Sunday, May 12, 2019
So, ... I ran across a tweet from Tanzina Vega which read, "If you're in your 40s and more tired than ever before because you are juggling life, money, aging parents, aging yourself, not wanting to play games anymore, etc., raise your hand. How are you coping?" It became a pretty extensive thread for Vega, host of The Takeaway on New York City public radio, and I've been pondering the answers of my generation as I consider the challenges and opportunities of middle age. And, I was amused and intrigued and even gratified by the responses and consideration of my answer, which read:
At the age of 49 with “all of the above,” I’m trying to live deliberately & have more art in my life on a daily basis. Trying to write daily, meditate regularly, & choose my battles. Valuing sleep & quiet time, cutting back on carbs & sugar, & seeking a kinder, gentler self.
Vega's question and her subsequent thoughts on how research indicates "happiness" drops in our forties as demands on our time peak were the impetus for some sincere reflection, philosophizing, and perhaps griping from members of Generation X, and they actually became a positive use of social media to ponder and "connect." As I creep up on the half-century mark, I don't feel my sense of happiness or contentment has dropped, and, in fact, I've been thinking about a favorite line from John Denver's song Poems, Prayers, & Promises where he opines, "It turns me on to think of growing old."
Truly, I find myself wondering why I am so tired these days, though as a school administrator and parent to two teenagers, I can say that demands on my time are high ... and it's been a pretty tough year to work with teens. But I also try to remind myself almost daily just how wonderful the people in my life are, especially the young people, and how amidst the messiness of daily life are continuous moments of beauty and goodness. I think the daily meditation I've been trying to practice has been pretty integral to that insight, as I quiet my mind and step back objectively from the drama queen that I can so often be. It's true, I realize, that no matter how I'm feeling, "in time, this too shall pass." The Serenity Prayer of my Catholic youth is also as true now as it's ever been.

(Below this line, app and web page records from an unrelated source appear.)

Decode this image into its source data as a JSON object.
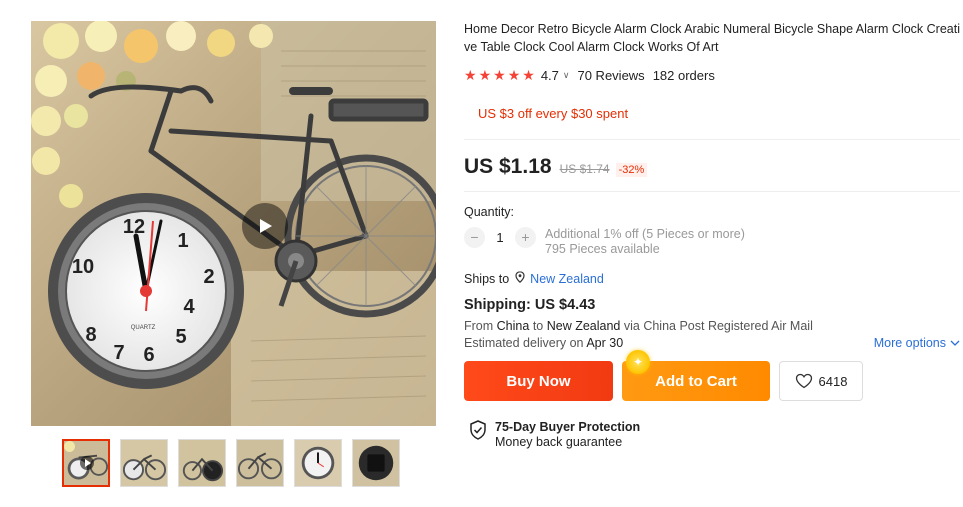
{
  "product": {
    "title": "Home Decor Retro Bicycle Alarm Clock Arabic Numeral Bicycle Shape Alarm Clock Creative Table Clock Cool Alarm Clock Works Of Art",
    "rating": "4.7",
    "stars": 5,
    "reviews": "70 Reviews",
    "orders": "182 orders"
  },
  "promo": {
    "text": "US $3 off every $30 spent"
  },
  "price": {
    "current": "US $1.18",
    "original": "US $1.74",
    "discount": "-32%"
  },
  "quantity": {
    "label": "Quantity:",
    "value": "1",
    "minus_icon": "−",
    "plus_icon": "+",
    "note_line1": "Additional 1% off (5 Pieces or more)",
    "note_line2": "795 Pieces available"
  },
  "ships": {
    "label": "Ships to",
    "country": "New Zealand"
  },
  "shipping": {
    "title": "Shipping: US $4.43",
    "from_prefix": "From",
    "from": "China",
    "to_prefix": "to",
    "to": "New Zealand",
    "via": "via China Post Registered Air Mail",
    "delivery_prefix": "Estimated delivery on",
    "delivery_date": "Apr 30",
    "more_options": "More options"
  },
  "actions": {
    "buy_now": "Buy Now",
    "add_to_cart": "Add to Cart",
    "wishlist_count": "6418"
  },
  "protection": {
    "title": "75-Day Buyer Protection",
    "subtitle": "Money back guarantee"
  },
  "clock_face": {
    "brand": "QUARTZ"
  },
  "gallery": {
    "thumbnail_count": 6,
    "active_index": 0
  },
  "colors": {
    "accent_red": "#e62e04",
    "buy_now": "#f23a12",
    "add_to_cart": "#ff8a00",
    "link_blue": "#2a6fd6",
    "star_red": "#f44336"
  }
}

There is much we can do to handle our lives as we embrace the new definitions of normal. Certainly our physical as well as our social-emotional health should be a priority. As we take care of our aging parents and are continually dumbfounded by the rising costs of health care, as well as living in general, I think we have to make health and wellness central to our lives. That said, I worry about my generation's "habits," so to speak, and I'd love for moderation and simplicity to guide more of our recreation and relaxation. For our children, I know that the one thing we should do is simply to love them. Start with love in every interaction and decision. It's a complicated world they are inheriting, and it will be better for all of us if they enter it having known that they are loved.
I don't think it has to be so hard. But it does have to be life .... and life is a complex system that is never an all-or-nothin' proposition. It is a process and a cycle and a gift. And, thus, taking a line from a meditation practice, I am regularly reminding myself to "Simply begin again."